** Task goal **
Set the entries down again exactly; none may be skipped.

** Information shown **
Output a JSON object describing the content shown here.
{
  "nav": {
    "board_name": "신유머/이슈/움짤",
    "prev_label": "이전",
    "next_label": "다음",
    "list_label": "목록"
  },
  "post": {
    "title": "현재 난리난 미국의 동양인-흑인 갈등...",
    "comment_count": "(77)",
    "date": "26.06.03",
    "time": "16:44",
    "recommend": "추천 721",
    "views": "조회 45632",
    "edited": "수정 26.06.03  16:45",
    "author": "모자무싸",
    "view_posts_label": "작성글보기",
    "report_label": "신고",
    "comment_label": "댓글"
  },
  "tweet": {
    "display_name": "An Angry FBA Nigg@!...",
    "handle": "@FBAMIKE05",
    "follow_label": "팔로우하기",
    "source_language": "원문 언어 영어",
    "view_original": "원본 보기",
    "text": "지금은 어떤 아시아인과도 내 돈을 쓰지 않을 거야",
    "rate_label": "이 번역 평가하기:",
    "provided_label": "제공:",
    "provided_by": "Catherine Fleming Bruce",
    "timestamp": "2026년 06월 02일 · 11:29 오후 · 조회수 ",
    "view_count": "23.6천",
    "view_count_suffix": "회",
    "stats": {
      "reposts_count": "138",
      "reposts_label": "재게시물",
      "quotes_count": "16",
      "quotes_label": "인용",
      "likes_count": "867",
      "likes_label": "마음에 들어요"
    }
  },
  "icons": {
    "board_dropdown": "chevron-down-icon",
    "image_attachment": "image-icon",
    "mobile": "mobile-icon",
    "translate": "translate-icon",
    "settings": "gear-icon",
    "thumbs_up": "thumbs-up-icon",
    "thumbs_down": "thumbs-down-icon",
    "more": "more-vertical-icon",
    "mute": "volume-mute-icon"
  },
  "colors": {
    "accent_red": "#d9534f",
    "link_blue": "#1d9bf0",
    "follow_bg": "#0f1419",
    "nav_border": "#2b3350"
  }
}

** Task solution **
Output a JSON object describing the content shown here.
{
  "nav": {
    "board_name": "신유머/이슈/움짤",
    "prev_label": "이전",
    "next_label": "다음",
    "list_label": "목록"
  },
  "post": {
    "title": "현재 난리난 미국의 동양인-흑인 갈등...",
    "comment_count": "(77)",
    "date": "26.06.03",
    "time": "16:44",
    "recommend": "추천 721",
    "views": "조회 45632",
    "edited": "수정 26.06.03  16:45",
    "author": "모자무싸",
    "view_posts_label": "작성글보기",
    "report_label": "신고",
    "comment_label": "댓글"
  },
  "tweet": {
    "display_name": "An Angry FBA Nigg@!...",
    "handle": "@FBAMIKE05",
    "follow_label": "팔로우하기",
    "source_language": "원문 언어 영어",
    "view_original": "원본 보기",
    "text": "지금은 어떤 아시아인과도 내 돈을 쓰지 않을 거야",
    "rate_label": "이 번역 평가하기:",
    "provided_label": "제공:",
    "provided_by": "Catherine Fleming Bruce",
    "timestamp": "2026년 06월 02일 · 11:29 오후 · 조회수 ",
    "view_count": "23.6천",
    "view_count_suffix": "회",
    "stats": {
      "reposts_count": "138",
      "reposts_label": "재게시물",
      "quotes_count": "16",
      "quotes_label": "인용",
      "likes_count": "867",
      "likes_label": "마음에 들어요"
    }
  },
  "icons": {
    "board_dropdown": "chevron-down-icon",
    "image_attachment": "image-icon",
    "mobile": "mobile-icon",
    "translate": "translate-icon",
    "settings": "gear-icon",
    "thumbs_up": "thumbs-up-icon",
    "thumbs_down": "thumbs-down-icon",
    "more": "more-vertical-icon",
    "mute": "volume-mute-icon"
  },
  "colors": {
    "accent_red": "#d9534f",
    "link_blue": "#1d9bf0",
    "follow_bg": "#0f1419",
    "nav_border": "#2b3350"
  }
}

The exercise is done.